Entries taken from a collection:
=== Section Start ===
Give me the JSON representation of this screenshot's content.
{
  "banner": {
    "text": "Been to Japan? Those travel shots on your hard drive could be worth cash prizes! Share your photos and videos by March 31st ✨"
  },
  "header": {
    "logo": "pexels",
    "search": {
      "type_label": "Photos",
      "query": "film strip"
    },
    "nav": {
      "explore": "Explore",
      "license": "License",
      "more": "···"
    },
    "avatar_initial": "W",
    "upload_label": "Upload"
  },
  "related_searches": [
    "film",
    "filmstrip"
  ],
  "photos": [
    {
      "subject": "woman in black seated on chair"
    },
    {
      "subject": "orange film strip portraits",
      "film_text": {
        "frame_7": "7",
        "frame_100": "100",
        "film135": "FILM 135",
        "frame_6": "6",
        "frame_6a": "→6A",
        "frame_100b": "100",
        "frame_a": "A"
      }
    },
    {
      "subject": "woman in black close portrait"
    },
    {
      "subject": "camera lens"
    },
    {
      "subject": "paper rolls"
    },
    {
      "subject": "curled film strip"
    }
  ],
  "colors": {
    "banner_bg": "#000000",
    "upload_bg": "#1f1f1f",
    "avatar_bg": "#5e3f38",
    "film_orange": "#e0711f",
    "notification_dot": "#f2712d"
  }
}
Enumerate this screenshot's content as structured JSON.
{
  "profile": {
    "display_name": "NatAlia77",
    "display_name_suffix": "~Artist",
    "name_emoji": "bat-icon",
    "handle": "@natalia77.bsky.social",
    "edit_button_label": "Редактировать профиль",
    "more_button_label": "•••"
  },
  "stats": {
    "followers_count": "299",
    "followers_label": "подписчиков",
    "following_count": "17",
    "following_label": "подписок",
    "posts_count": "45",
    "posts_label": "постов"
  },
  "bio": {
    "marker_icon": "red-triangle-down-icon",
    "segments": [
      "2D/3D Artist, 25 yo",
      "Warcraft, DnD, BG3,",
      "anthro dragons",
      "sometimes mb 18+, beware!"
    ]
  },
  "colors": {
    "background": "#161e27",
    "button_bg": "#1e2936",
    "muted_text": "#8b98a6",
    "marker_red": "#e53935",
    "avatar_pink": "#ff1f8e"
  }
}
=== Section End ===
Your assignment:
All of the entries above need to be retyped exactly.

Your solution:
Give me the JSON representation of this screenshot's content.
{
  "banner": {
    "text": "Been to Japan? Those travel shots on your hard drive could be worth cash prizes! Share your photos and videos by March 31st ✨"
  },
  "header": {
    "logo": "pexels",
    "search": {
      "type_label": "Photos",
      "query": "film strip"
    },
    "nav": {
      "explore": "Explore",
      "license": "License",
      "more": "···"
    },
    "avatar_initial": "W",
    "upload_label": "Upload"
  },
  "related_searches": [
    "film",
    "filmstrip"
  ],
  "photos": [
    {
      "subject": "woman in black seated on chair"
    },
    {
      "subject": "orange film strip portraits",
      "film_text": {
        "frame_7": "7",
        "frame_100": "100",
        "film135": "FILM 135",
        "frame_6": "6",
        "frame_6a": "→6A",
        "frame_100b": "100",
        "frame_a": "A"
      }
    },
    {
      "subject": "woman in black close portrait"
    },
    {
      "subject": "camera lens"
    },
    {
      "subject": "paper rolls"
    },
    {
      "subject": "curled film strip"
    }
  ],
  "colors": {
    "banner_bg": "#000000",
    "upload_bg": "#1f1f1f",
    "avatar_bg": "#5e3f38",
    "film_orange": "#e0711f",
    "notification_dot": "#f2712d"
  }
}
Enumerate this screenshot's content as structured JSON.
{
  "profile": {
    "display_name": "NatAlia77",
    "display_name_suffix": "~Artist",
    "name_emoji": "bat-icon",
    "handle": "@natalia77.bsky.social",
    "edit_button_label": "Редактировать профиль",
    "more_button_label": "•••"
  },
  "stats": {
    "followers_count": "299",
    "followers_label": "подписчиков",
    "following_count": "17",
    "following_label": "подписок",
    "posts_count": "45",
    "posts_label": "постов"
  },
  "bio": {
    "marker_icon": "red-triangle-down-icon",
    "segments": [
      "2D/3D Artist, 25 yo",
      "Warcraft, DnD, BG3,",
      "anthro dragons",
      "sometimes mb 18+, beware!"
    ]
  },
  "colors": {
    "background": "#161e27",
    "button_bg": "#1e2936",
    "muted_text": "#8b98a6",
    "marker_red": "#e53935",
    "avatar_pink": "#ff1f8e"
  }
}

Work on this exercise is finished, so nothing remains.